■ Extracted data
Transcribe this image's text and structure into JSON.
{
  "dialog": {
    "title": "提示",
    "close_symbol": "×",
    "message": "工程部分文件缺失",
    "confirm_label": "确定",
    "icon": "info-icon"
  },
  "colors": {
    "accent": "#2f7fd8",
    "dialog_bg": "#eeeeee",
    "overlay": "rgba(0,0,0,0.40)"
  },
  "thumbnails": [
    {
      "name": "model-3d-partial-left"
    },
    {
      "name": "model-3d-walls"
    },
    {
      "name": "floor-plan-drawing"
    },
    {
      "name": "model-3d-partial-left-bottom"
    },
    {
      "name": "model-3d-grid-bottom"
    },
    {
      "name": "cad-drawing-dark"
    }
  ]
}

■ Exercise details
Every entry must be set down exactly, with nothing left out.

■ The answer
Transcribe this image's text and structure into JSON.
{
  "dialog": {
    "title": "提示",
    "close_symbol": "×",
    "message": "工程部分文件缺失",
    "confirm_label": "确定",
    "icon": "info-icon"
  },
  "colors": {
    "accent": "#2f7fd8",
    "dialog_bg": "#eeeeee",
    "overlay": "rgba(0,0,0,0.40)"
  },
  "thumbnails": [
    {
      "name": "model-3d-partial-left"
    },
    {
      "name": "model-3d-walls"
    },
    {
      "name": "floor-plan-drawing"
    },
    {
      "name": "model-3d-partial-left-bottom"
    },
    {
      "name": "model-3d-grid-bottom"
    },
    {
      "name": "cad-drawing-dark"
    }
  ]
}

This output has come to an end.